Western States Fire Protection v. Olsen, No. 13CA1748 (Colo. App. March 27, 2014)
The Court of Appeals ruled that a claimant does not have to show a vehicle is defective to prove that he suffered an occupational disease by prolonged driving of the vehicle. The claimant asserted that he suffered an injury to his back from prolonged driving of a truck provided by the employer. Claimant worked for a company that installed and serviced fire alarms. As a NICET Level 3 fire life safety technician, the clamant drove to client’s locations in northern Colorado and southern Wyoming. The claimant began having problem in his back while driving the truck within 30 days of starting work for the company.
The claimant testified that the seat was warn and the suspension of the truck was rough. He complained to his employer. These complaints were verified by the respondents’ witnesses at hearing. Finally, on a day where the claimant had to drive about 400 miles, he experienced extreme pain in his back and, upon returning to his home, required his wife’s assistance to get out of the truck. Since that day, the claimant has been unable to work.
The respondents asserted on appeal that there was insufficient evidence to support the judge’s decision that the claimant was injured from driving the truck. However, the record contained more than enough evidence to support the judge’s finding that the truck caused the injury. Respondents argued that there was nothing shown to be defective or broken in the seat. But the Court of Appeals ruled that there is no requirement that a product or device that causes an occupational disease be found to be defective in order to prove causation.
An occupational disease differs from a traumatic injury in that it occurs over a period of time as a result of an exposure that is a natural incident of employment and not due to one event or trauma. It must be shown that the exposure did not occur equally outside of employment. The court ruled that there was substantial evidence linking the driving of the truck to the claimant’s injuries and that there was no evidence that he was equally exposed to this hazard outside of employment.
The court further stated that it no legal authority that required finding that the seat was defective, and that the respondents, while making that argument, produced no authority for their position. Indeed, a medical expert testifying on behalf of the claimant stated that even a properly functioning seat could cause the claimant’s injuries if it did not support the claimant and his body habitus.
The respondents then made the argument that based upon this decision, anyone driving a car for a couple of hours per day could get an occupational disease for which an employer would be liable. The Court dismissed this by saying that each case is decided on its own merits and that in this case, it was proven that this was the cause of the injury.
The author of this article was the claimant’s attorney in this matter. The idea that there was not substantial evidence in the record was completely without merit. After two half-day hearings, there was plenty of evidence to support the judge’s decision. Their alleged requirement that the seat has to
be proven defective is not supported by any statute or legal precedent. That would be similar to having to prove a hammer is defective in order to prove a wrist injury through prolonged hammering.

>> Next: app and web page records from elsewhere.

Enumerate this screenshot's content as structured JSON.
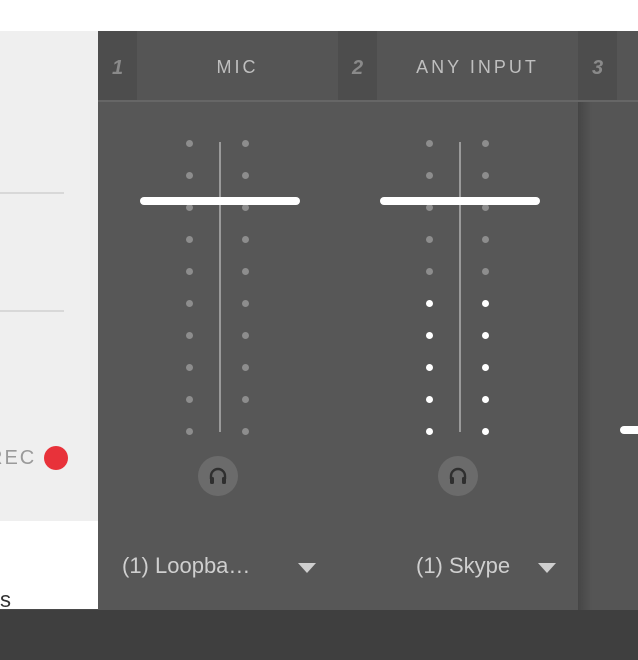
{
  "left_panel": {
    "rec_label": "REC",
    "bottom_label": "s",
    "rec_color": "#e8323a"
  },
  "channels": [
    {
      "number": "1",
      "name": "MIC",
      "input": "(1) Loopba…",
      "lit_dots": 0,
      "total_dots_per_column": 10
    },
    {
      "number": "2",
      "name": "ANY INPUT",
      "input": "(1) Skype",
      "lit_dots": 5,
      "total_dots_per_column": 10
    },
    {
      "number": "3",
      "name": "",
      "input": ""
    }
  ],
  "icons": {
    "headphones": "headphones-icon",
    "dropdown": "chevron-down-icon",
    "record": "record-dot-icon"
  },
  "colors": {
    "accent_white": "#ffffff",
    "meter_dot_inactive": "#8d8d8d",
    "channel_bg": "#555555"
  }
}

The respondents final argument, that en employer could be liable for an occupational injury if their employee drives for a few hours, was particularly desperate. This appeared to be an attempt to draw the Court’s attention away from the facts of the case and distract it with broad public policy arguments. The Court would have none of it. The argument was tantamount to saying that a claim for a herniated disk from lifting should be disallowed because it would expose employers to claims if their employees lift anything. A claimant has to prove that he was injured as a result of his work. In this case, the claimant proved it and was entitled to benefits.